■ What you are asked to do: Filter the entries for lines with the word "text".

· · · · ·

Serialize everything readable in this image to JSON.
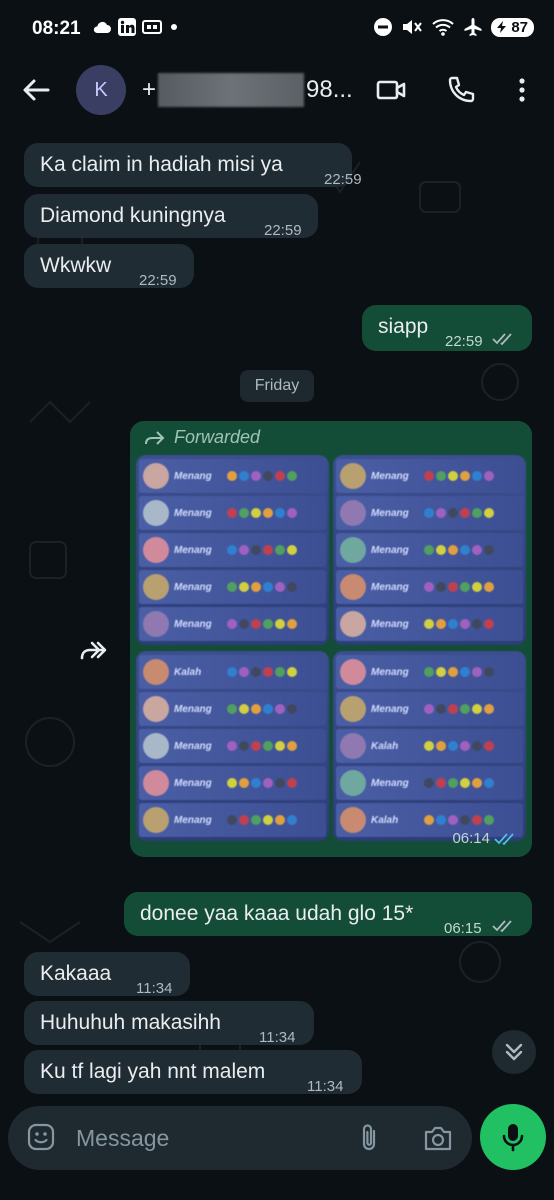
{
  "status_bar": {
    "time": "08:21",
    "battery": "87",
    "left_icons": [
      "weather-icon",
      "linkedin-icon",
      "cast-icon",
      "dot-icon"
    ],
    "right_icons": [
      "dnd-icon",
      "mute-icon",
      "wifi-icon",
      "airplane-icon"
    ]
  },
  "header": {
    "avatar_letter": "K",
    "contact_prefix": "+",
    "contact_suffix": "98..."
  },
  "messages": [
    {
      "dir": "in",
      "text": "Ka claim in hadiah misi ya",
      "time": "22:59"
    },
    {
      "dir": "in",
      "text": "Diamond kuningnya",
      "time": "22:59"
    },
    {
      "dir": "in",
      "text": "Wkwkw",
      "time": "22:59"
    },
    {
      "dir": "out",
      "text": "siapp",
      "time": "22:59",
      "status": "read"
    }
  ],
  "date_separator": "Friday",
  "forwarded": {
    "label": "Forwarded",
    "time": "06:14",
    "status": "read",
    "tiles": [
      [
        "Menang",
        "Menang",
        "Menang",
        "Menang",
        "Menang"
      ],
      [
        "Menang",
        "Menang",
        "Menang",
        "Menang",
        "Menang"
      ],
      [
        "Kalah",
        "Menang",
        "Menang",
        "Menang",
        "Menang"
      ],
      [
        "Menang",
        "Menang",
        "Kalah",
        "Menang",
        "Kalah"
      ]
    ]
  },
  "messages_after": [
    {
      "dir": "out",
      "text": "donee yaa kaaa udah glo 15*",
      "time": "06:15",
      "status": "read"
    },
    {
      "dir": "in",
      "text": "Kakaaa",
      "time": "11:34"
    },
    {
      "dir": "in",
      "text": "Huhuhuh makasihh",
      "time": "11:34"
    },
    {
      "dir": "in",
      "text": "Ku tf lagi yah nnt malem",
      "time": "11:34"
    }
  ],
  "input": {
    "placeholder": "Message"
  },
  "colors": {
    "incoming": "#202c33",
    "outgoing": "#144d37",
    "accent": "#21c063",
    "background": "#0b1014"
  }
}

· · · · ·

■ Response to the exercise:
      "text": "Ka claim in hadiah misi ya",
      "text": "Diamond kuningnya",
      "text": "Wkwkw",
      "text": "siapp",
      "text": "donee yaa kaaa udah glo 15*",
      "text": "Kakaaa",
      "text": "Huhuhuh makasihh",
      "text": "Ku tf lagi yah nnt malem",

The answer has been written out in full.